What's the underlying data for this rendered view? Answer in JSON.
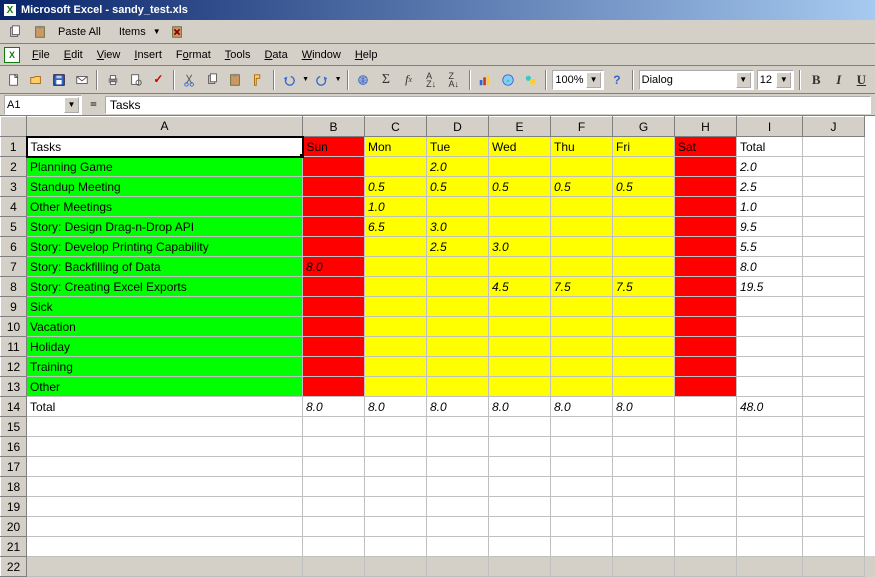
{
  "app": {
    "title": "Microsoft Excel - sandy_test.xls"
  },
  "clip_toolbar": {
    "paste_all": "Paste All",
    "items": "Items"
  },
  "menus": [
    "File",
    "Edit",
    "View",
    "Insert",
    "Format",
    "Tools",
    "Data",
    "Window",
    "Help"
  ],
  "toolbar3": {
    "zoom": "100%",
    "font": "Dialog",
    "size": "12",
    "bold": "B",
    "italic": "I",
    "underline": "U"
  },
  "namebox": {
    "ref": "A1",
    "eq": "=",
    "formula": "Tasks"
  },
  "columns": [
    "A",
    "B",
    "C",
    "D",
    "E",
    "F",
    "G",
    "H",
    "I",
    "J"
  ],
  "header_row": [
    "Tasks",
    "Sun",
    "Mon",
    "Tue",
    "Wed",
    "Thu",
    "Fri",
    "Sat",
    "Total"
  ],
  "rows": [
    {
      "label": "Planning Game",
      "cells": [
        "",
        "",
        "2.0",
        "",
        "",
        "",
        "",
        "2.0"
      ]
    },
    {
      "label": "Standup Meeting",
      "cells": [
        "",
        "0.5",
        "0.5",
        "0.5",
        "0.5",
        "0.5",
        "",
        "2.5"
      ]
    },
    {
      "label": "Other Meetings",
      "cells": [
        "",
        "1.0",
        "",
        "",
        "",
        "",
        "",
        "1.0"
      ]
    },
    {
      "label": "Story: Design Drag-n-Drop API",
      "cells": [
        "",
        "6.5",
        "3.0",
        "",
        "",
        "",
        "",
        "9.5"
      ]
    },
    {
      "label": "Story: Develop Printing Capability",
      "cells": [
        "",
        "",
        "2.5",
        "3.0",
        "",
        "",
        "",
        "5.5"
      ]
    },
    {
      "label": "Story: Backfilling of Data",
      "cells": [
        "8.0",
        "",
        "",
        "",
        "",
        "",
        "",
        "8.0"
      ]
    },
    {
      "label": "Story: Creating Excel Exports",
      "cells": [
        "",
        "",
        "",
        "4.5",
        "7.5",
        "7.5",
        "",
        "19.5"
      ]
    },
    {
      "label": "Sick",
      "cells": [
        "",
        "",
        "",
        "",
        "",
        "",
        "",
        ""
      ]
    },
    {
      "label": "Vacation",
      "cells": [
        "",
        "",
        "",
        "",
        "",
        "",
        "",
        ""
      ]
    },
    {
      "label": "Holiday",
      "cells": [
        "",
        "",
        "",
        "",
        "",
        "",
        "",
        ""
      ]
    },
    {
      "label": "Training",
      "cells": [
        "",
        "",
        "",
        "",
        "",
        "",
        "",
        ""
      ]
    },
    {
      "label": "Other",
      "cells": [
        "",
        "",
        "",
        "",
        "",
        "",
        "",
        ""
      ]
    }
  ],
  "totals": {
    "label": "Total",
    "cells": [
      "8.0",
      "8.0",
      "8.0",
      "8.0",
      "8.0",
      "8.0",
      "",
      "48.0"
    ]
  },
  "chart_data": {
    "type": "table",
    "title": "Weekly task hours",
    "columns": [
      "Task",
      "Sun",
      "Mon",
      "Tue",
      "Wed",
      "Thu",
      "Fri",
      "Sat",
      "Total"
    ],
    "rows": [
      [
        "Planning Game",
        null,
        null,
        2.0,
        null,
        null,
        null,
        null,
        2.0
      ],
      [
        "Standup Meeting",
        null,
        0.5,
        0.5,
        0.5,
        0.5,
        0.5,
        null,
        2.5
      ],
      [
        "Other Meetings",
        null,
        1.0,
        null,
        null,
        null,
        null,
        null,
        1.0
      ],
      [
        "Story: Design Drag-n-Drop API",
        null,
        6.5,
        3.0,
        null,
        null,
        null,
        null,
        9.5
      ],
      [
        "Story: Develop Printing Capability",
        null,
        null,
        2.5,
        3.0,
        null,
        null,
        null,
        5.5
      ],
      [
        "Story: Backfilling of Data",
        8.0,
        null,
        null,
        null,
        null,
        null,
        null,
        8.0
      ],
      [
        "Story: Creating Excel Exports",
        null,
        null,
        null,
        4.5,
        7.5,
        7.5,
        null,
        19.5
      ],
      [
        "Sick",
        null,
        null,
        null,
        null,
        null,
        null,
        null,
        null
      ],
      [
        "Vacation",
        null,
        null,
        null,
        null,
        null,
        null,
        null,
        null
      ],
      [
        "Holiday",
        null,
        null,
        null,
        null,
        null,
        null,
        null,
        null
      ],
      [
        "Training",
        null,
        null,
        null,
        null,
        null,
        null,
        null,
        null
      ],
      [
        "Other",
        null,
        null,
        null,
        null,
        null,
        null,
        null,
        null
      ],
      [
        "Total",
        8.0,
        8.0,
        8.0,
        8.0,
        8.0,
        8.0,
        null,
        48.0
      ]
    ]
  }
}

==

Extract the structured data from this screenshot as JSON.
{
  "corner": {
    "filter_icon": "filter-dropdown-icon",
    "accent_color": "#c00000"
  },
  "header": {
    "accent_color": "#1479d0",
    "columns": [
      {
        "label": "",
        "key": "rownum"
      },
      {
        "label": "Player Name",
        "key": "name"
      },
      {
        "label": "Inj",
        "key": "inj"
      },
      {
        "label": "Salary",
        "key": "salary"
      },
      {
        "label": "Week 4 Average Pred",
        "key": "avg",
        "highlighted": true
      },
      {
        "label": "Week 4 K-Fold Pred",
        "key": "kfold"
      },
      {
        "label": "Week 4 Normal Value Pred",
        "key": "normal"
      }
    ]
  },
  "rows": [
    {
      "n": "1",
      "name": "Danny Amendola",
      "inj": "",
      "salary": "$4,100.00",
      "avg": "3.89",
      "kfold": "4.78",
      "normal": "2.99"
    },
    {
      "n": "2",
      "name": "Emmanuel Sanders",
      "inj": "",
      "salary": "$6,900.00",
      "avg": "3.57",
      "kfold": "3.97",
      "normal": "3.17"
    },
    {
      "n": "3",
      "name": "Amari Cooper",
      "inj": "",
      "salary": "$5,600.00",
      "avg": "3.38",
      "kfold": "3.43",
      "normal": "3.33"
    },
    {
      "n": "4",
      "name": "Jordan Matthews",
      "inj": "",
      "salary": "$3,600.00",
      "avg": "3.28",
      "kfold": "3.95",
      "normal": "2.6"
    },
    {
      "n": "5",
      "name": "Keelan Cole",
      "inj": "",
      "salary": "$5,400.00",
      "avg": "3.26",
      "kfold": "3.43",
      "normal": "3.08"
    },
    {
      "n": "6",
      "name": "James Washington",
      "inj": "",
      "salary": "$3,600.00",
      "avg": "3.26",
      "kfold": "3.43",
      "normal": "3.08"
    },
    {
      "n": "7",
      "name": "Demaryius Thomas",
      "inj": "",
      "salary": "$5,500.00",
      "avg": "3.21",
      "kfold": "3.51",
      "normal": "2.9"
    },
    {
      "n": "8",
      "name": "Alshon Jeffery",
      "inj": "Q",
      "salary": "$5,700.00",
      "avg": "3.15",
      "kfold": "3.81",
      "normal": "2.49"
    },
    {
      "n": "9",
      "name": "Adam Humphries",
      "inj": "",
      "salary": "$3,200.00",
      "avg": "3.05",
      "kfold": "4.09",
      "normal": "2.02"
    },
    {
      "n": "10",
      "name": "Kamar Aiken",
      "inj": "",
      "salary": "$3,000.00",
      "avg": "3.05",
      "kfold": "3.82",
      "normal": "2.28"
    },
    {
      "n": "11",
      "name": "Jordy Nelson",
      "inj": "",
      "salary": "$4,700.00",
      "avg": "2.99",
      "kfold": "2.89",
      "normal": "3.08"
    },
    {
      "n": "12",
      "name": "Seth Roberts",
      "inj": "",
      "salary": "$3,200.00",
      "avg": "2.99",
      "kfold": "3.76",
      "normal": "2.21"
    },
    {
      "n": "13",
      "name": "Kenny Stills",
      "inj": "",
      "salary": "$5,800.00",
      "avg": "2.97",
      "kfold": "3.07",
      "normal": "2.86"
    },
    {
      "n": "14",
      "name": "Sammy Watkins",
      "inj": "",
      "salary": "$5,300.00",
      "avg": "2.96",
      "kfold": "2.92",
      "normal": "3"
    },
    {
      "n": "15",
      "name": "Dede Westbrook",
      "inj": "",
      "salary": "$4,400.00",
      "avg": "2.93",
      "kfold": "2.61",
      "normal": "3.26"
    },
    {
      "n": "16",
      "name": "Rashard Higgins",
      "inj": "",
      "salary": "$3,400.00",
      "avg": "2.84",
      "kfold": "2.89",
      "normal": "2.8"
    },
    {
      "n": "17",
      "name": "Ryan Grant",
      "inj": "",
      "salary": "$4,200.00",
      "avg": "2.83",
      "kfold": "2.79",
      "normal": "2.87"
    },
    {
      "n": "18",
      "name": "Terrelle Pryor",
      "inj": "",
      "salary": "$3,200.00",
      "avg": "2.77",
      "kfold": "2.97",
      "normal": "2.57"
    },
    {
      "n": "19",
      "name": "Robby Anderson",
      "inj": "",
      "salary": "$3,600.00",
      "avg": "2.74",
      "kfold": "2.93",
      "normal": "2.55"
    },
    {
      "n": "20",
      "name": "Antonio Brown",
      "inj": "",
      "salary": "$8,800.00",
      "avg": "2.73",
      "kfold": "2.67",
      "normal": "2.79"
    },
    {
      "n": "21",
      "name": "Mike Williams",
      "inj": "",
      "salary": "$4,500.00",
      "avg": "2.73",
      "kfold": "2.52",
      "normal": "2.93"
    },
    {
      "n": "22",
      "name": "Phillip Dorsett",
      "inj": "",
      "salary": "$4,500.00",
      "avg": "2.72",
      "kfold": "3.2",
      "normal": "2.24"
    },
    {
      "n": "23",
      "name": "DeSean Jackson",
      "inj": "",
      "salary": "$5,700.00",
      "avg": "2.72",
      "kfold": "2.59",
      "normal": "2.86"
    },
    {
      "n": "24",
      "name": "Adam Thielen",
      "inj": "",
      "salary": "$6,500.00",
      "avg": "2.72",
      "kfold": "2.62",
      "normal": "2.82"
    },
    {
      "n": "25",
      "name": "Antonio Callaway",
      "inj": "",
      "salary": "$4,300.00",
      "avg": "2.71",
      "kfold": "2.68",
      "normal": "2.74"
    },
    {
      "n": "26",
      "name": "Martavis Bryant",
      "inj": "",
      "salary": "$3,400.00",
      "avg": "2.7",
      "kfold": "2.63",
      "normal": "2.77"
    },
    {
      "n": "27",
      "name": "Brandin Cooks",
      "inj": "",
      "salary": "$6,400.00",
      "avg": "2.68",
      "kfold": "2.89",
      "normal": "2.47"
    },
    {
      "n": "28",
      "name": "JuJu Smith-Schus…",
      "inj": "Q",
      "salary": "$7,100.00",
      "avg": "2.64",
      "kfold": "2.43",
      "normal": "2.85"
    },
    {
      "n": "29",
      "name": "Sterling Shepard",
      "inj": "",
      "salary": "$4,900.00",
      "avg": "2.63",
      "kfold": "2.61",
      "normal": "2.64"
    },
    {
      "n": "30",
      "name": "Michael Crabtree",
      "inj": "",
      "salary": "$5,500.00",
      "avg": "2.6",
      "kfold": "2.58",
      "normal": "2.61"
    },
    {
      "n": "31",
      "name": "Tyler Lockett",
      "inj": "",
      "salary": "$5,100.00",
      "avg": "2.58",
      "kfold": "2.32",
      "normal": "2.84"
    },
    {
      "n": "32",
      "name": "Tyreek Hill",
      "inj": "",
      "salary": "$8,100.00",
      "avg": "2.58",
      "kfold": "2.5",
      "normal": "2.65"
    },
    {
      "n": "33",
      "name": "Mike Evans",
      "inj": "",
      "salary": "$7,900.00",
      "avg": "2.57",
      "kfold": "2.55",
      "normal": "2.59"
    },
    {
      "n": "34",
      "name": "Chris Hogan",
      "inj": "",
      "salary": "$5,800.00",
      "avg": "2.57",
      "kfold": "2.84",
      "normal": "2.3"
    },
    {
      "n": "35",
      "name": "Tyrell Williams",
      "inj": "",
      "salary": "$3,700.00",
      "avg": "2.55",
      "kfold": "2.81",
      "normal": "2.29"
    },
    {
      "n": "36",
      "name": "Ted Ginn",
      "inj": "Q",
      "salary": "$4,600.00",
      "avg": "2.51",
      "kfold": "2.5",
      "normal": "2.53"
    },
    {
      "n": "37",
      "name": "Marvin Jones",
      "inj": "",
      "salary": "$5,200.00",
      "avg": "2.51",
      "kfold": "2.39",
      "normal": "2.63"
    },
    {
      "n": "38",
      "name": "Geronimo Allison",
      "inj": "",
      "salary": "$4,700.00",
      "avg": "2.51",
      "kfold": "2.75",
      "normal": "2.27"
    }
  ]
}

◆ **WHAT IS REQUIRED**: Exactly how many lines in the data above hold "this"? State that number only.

◆ **TASK RESPONSE**: 2